Thursday, February 5, 2009

There!


Max is growing fast and his personality has started to really blossom. He walks everywhere and jabbers the whole time. His vocabulary increases every day. One thing that makes me chuckle is his use of the word “there”. Out of the blue he started using the expression to mark his accomplishments.

The most common example is when he is struggling to move something heavy. For instance, he will grunt and groan trying to lift the lid off of one of our ottomans. All at once the lid will come free and fall away from the base. Max exclaims, “there!” to let us know he has succeeded.

It is not always limited to heavy things. If he puts a book on the shelf or removes the lid from a piece of Tupperware he will say “there” as if everything is now right with the world.

Like the period on the end of a sentence, the word “there” also marks the end of his task. Then it’s on to another important mission…

Sunday, January 25, 2009

Sunday with Max



The day started out like any other day with Max...very early.

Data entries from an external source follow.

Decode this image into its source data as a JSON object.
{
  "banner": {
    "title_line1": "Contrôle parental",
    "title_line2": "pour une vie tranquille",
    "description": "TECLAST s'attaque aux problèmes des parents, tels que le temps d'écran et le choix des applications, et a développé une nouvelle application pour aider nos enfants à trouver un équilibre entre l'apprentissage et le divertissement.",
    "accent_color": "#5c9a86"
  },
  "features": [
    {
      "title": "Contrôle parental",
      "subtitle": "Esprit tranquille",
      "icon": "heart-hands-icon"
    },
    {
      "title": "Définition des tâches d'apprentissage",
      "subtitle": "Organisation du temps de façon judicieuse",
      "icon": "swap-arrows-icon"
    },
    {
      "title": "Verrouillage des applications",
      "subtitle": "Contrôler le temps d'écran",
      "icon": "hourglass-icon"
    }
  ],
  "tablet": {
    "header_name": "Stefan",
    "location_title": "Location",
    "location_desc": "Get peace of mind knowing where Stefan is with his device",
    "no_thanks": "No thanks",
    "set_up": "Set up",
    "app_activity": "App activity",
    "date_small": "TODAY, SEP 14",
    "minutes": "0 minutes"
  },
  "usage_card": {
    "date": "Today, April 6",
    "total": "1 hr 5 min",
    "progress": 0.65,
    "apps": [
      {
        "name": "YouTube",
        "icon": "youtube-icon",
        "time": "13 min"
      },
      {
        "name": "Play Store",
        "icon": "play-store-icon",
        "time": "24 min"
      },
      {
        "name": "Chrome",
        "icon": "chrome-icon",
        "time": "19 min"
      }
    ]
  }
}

We had breakfast with our friends Nathalie, Jeff, Ian and Audrey at the Blue Plate restaurant in downtown Chattanooga at around nine o'clock this morning. It was very nice to see them. Max was excited to see his little friend Ian. (It didn't hurt that Ian had filled up the pockets of his jacket and cargo pants with matchbox cars and tractors.)

After breakfast we took Max for his first trip to the drive through car wash. It was all smiles while the machine squirted, scrubbed, slapped and swished daddy's car. (Until we got out, that is. Then daddy noticed he had paid $10 to have dirt just smeared around. He wasn't smiling anymore.)

In the afternoon we all got bundled up and went outside for a walk and to play on our swing set. Max had a great time swinging in the "toddler bucket" with Dad along side him. Then Dad put him up in the fort so he could stand like a big boy. It didn't take long for Max to see the big green slide. He marched right over to the top of it, threw one leg over, turned around backwards and then slid unassisted down the slippery, plastic tube. He doesn't seem to be afraid of anything. I hope he grows out of that because he sure makes me nervous.


Tuesday, January 20, 2009

He cleans up good.






I would say that Max is most comfortable in jammies or comfy clothes.








This is straight out of the JC Penney catalog.

Saturday, January 10, 2009

Max's Happy Feet

Max gets more mobile every day. It really adds some excitement to spending time with him. He has always been a little ham, but now that he can stand and walk, Max is a real show off.

He also started doing this "Lord of the Dance" thing we have dubbed "happy feet". Then, of course, there is his obsession with moving our furniture around. Non-stop entertainment!

Max's Second Christmas

This year was Max's second Christmas. He enjoyed it much more this year. It was fun to have Grampie, GiGi and Granny here to watch him open presents.